 Leslie Bethell, The Abolition of the Brazilian slave trade; Britain, Brazil and the slave trade question, 1807-1869 (Cambridge: Cambridge University Press, 1970), 160.
 F.O., “Correspondence,” BFSP, 1847-1848, 36: Class B, no. 101.
 F.O., “Correspondence,” BFSP, 1847-1848, 36: Class C, no. 95; F.O., “Correspondence,” BFSP, 1849-1850, 38: Class B, no.315; F.O., “Correspondence,” BFSP, 1851-1852, 41: Class B, nos. 667, 668, 686-689. During the Napoleonic Wars, Great Britain routinely searched and seized American vessels and impressed sailors. It was one of the principle sources of tension between Great Britain and the United States in the Early Republic. This issue was so sensitive that the American government waited until July 1862, in the midst of its civil war, to grant Great Britain the right to search its vessels suspected of participating in the slave trade.

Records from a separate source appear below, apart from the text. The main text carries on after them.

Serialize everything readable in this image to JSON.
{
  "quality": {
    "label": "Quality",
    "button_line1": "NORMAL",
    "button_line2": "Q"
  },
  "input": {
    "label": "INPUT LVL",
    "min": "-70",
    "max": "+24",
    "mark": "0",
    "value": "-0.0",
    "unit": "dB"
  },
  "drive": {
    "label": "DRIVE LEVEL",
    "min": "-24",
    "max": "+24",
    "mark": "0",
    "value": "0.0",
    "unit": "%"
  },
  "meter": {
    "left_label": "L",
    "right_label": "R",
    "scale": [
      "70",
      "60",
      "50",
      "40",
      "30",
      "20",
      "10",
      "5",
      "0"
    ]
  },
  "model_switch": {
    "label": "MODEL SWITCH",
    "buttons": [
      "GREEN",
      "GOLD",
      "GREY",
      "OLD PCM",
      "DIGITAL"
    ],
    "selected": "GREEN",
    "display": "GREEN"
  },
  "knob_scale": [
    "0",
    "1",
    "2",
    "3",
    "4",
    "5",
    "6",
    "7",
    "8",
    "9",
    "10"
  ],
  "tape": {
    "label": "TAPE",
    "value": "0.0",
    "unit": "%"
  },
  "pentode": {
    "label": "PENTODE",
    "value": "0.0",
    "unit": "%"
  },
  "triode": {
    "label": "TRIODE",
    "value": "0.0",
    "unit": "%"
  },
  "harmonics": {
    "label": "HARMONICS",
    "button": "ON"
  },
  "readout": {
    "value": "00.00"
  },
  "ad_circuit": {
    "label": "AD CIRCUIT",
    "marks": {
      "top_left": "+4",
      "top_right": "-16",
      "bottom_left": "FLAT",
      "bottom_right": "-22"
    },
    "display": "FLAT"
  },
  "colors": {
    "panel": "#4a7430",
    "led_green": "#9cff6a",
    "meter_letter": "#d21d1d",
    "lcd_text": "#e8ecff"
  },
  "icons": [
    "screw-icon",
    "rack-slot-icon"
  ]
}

 Gavin, “Palmerston’s Policy,” 138. The Society for the Extinction of the Slave Trade and for the Civilization of Africa criticized the resulting treaty, “the treaty concluded with the Chiefs is not satisfactory. It contains no article relative to the final abolition of the Slave Trade by the natives” (Friend of Africa [London], 15 May 1841).

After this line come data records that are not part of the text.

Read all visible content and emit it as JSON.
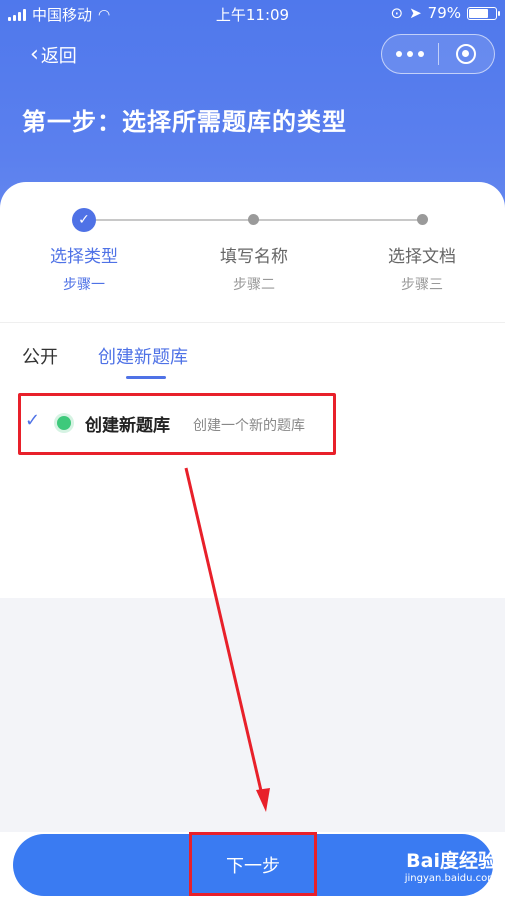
{
  "status_bar": {
    "carrier": "中国移动",
    "time": "上午11:09",
    "battery": "79%",
    "battery_level": 0.79
  },
  "nav": {
    "back_label": "返回"
  },
  "page": {
    "title": "第一步：选择所需题库的类型"
  },
  "steps": [
    {
      "label": "选择类型",
      "sub": "步骤一",
      "state": "done"
    },
    {
      "label": "填写名称",
      "sub": "步骤二",
      "state": "pending"
    },
    {
      "label": "选择文档",
      "sub": "步骤三",
      "state": "pending"
    }
  ],
  "tabs": [
    {
      "label": "公开",
      "selected": false
    },
    {
      "label": "创建新题库",
      "selected": true
    }
  ],
  "option": {
    "title": "创建新题库",
    "description": "创建一个新的题库"
  },
  "footer": {
    "next_label": "下一步"
  },
  "watermark": {
    "brand": "Bai度经验",
    "url": "jingyan.baidu.com"
  },
  "colors": {
    "accent": "#4f72e6",
    "button": "#3a7bf2",
    "highlight": "#e8202a",
    "status_dot": "#3ec97b"
  }
}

 Friend of Africa (London), January 1843.
 United Kingdom. House of Commons, “Report from the Select Committee on the West Coast of Africa; Together with the Minutes and Evidence, Appendix and Index,” Reports of the Committees, vol. 8. Sessional Papers, 1842, vol. 12, Appendix 42.
 Lord Russell, Hansard Parliamentary Debates, House of Commons, 3d ser., vol. 109 (Mar.1850), col. 1093.
 F.O., “Correspondence,” BFSP, 1849-1850, 38: Class A, no. 162.
 F.O., “Correspondence,” BFSP, 1849-1850, 38: Class A, no. 183.
 The Eusebio de Queiroz Law abolished the foreign slave trade in Brazil and declared it an act of piracy.
 Hansard Parliamentary Debates, House of Commons, 3d ser., vol. 118 (Jul. 1851), cols. 661-693.
 F.O., “Correspondence,” BFSP, 1850-1851, 40: Class B, no. 97. The Brazilian General Assembly passed legislation in 1831 criminalizing participation in the foreign slave trade in accordance with the 1826 Anglo-Brazilian Treaty banning the foreign slave trade.
 F.O., “Correspondence,” BFSP, 1851-1852, 41: Class B, nos. 158, 164.
 F.O., “Correspondence,” BFSP, 1851-1852, 41: Class B, nos. 85, 91.
 F.O., “Correspondence,” BFSP, 1851-1852, 41: Class B, nos. 118. 144.
 F.O., “Correspondence,” BFSP, 1851-1852, 41: Class B, no. 164.
 F.O., “Correspondence,” BFSP, 1851-1852, 41: Class B, no. 552.
 F.O., “Correspondence,” BFSP, 1851-1852, 41: Class B, no. 421.